They have now applied this magnified analysis to monitor changes in sub-strains over shorter periods of time, days, or weeks, in two key gut bacteria — B. vulgatus and Bacteroides uniformis. Comparing a small number of healthy individuals and hospitalized COVID-19 patients, they see a difference in sub-strain dynamics that they say foreshadows a slowing down of the intrinsic rates of strain variation in the sick patients. This slowing could eventually lead to a dysbiosis in the microbial strain community that may portend a shift in the dominant strains of the gut microbiome.
Both of the Bacteroides species are found in high abundance in the gut flora, and they may be keystone species, organisms that help define an entire ecosystem.
Koo and Morrow’s study, “Early indicators of microbial strain dysbiosis in the human gastrointestinal microbial community of certain healthy humans and hospitalized COVID‑19 patients,” is published in the journal Scientific Reports.
Koo and Morrow first analyzed previously published metagenomics data from 41 individuals sampled one year apart and 11 individuals sampled 90 days apart. They looked at a single dominant strain of B. vulgatus in each individual at the two time points to see if they had showed different KEGG metabolic sub-strain patterns, as detected from analysis of single-nucleotide variants in KEGG metabolic pathways, or PKS. In general, most showed a different sub-strain PKS pattern between the two time points of each individual.
The UAB researchers then analyzed previously published metagenomics data from six healthy individuals sampled every few days over three to 10 weeks, again analyzing sub-strains by single-nucleotide variants in 23 KEGG metabolic pathways. Three individuals showed a different sub-strain at every time point, while three showed sub-strains had PKS patterns that appeared, disappeared, and reappeared at different time points.
Shared PKS patterns were also seen in two of three hospitalized COVID-19 patients who were sampled multiple times.
“We suggest that gut microbial communities under stress, such as those found in COVID-19 hospitalized patients, might be in a state indicating the potential shift in which the dominant strain would be outcompeted by a minor strain,” Koo said. “Disruptions of the gut microbial community resulting from a strain variation might, in turn, alter the community structure and impact the functions in metabolism and colonization resistance.”

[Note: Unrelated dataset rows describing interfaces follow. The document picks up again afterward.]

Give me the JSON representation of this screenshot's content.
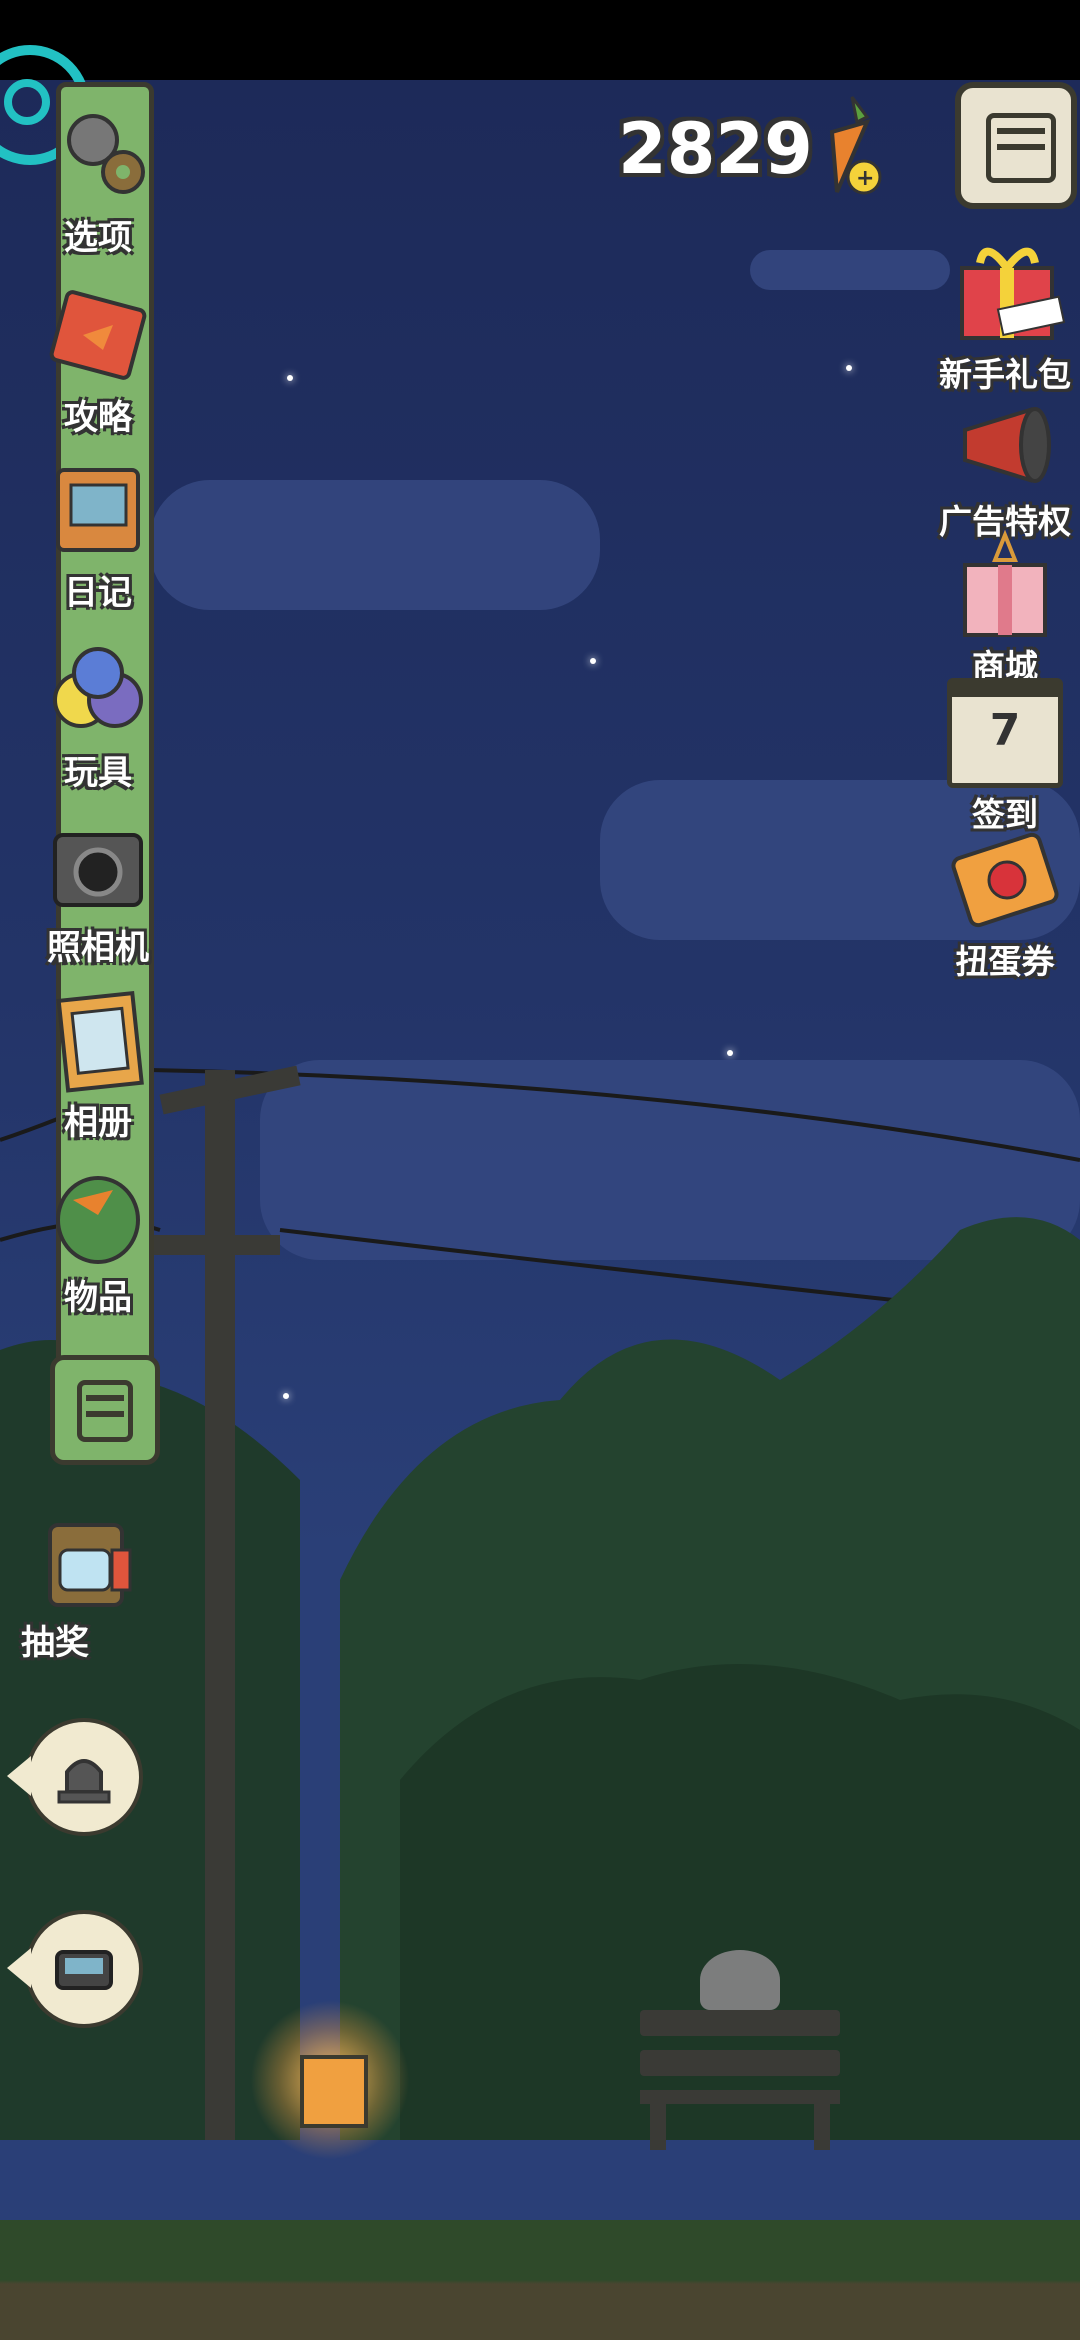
{
  "hud": {
    "score": "2829"
  },
  "sidebar": {
    "items": [
      {
        "label": "选项",
        "icon": "gear-icon"
      },
      {
        "label": "攻略",
        "icon": "guide-book-icon"
      },
      {
        "label": "日记",
        "icon": "diary-icon"
      },
      {
        "label": "玩具",
        "icon": "toy-balls-icon"
      },
      {
        "label": "照相机",
        "icon": "camera-icon"
      },
      {
        "label": "相册",
        "icon": "photo-album-icon"
      },
      {
        "label": "物品",
        "icon": "backpack-icon"
      }
    ]
  },
  "lottery": {
    "label": "抽奖",
    "icon": "lottery-machine-icon"
  },
  "right_menu": {
    "newbie_gift": {
      "label": "新手礼包",
      "badge": "新手礼包"
    },
    "ad_privilege": {
      "label": "广告特权"
    },
    "shop": {
      "label": "商城"
    },
    "checkin": {
      "label": "签到",
      "day": "7"
    },
    "gacha_ticket": {
      "label": "扭蛋券"
    }
  },
  "colors": {
    "sky": "#233468",
    "sidebar_green": "#7fb46b",
    "outline": "#3b3a2f",
    "lantern": "#f0a040"
  }
}
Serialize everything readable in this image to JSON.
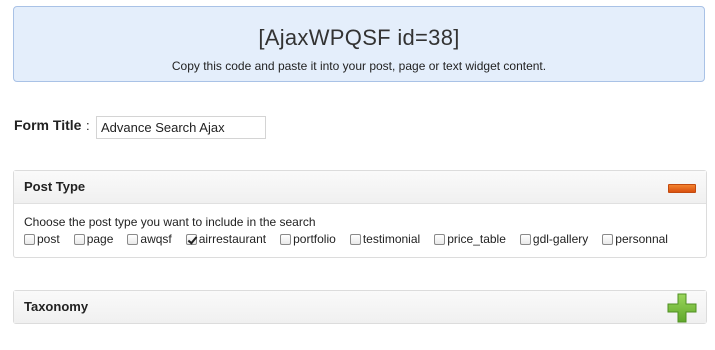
{
  "shortcode": {
    "code": "[AjaxWPQSF id=38]",
    "hint": "Copy this code and paste it into your post, page or text widget content."
  },
  "form_title": {
    "label": "Form Title",
    "colon": ":",
    "value": "Advance Search Ajax"
  },
  "post_type_panel": {
    "title": "Post Type",
    "toggle_icon": "minus-icon",
    "instruction": "Choose the post type you want to include in the search",
    "options": [
      {
        "label": "post",
        "checked": false
      },
      {
        "label": "page",
        "checked": false
      },
      {
        "label": "awqsf",
        "checked": false
      },
      {
        "label": "airrestaurant",
        "checked": true
      },
      {
        "label": "portfolio",
        "checked": false
      },
      {
        "label": "testimonial",
        "checked": false
      },
      {
        "label": "price_table",
        "checked": false
      },
      {
        "label": "gdl-gallery",
        "checked": false
      },
      {
        "label": "personnal",
        "checked": false
      }
    ]
  },
  "taxonomy_panel": {
    "title": "Taxonomy",
    "toggle_icon": "plus-icon"
  },
  "colors": {
    "shortcode_bg": "#e4eefb",
    "shortcode_border": "#a9c2e6",
    "minus_icon": "#e8631c",
    "plus_icon": "#7bc043"
  }
}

“One of the features of a complex biological system is that, as it approaches a critical transition, there is a slowing down of the intrinsic rates of change,” Morrow said. “The system enters a condition that is related to autocorrelation, where the patterns would be repeated between time points. It is possible that the shared KEGG metabolic pathway clusters represent a state of autocorrelation in the gut microbial strain community that portends a strain change.”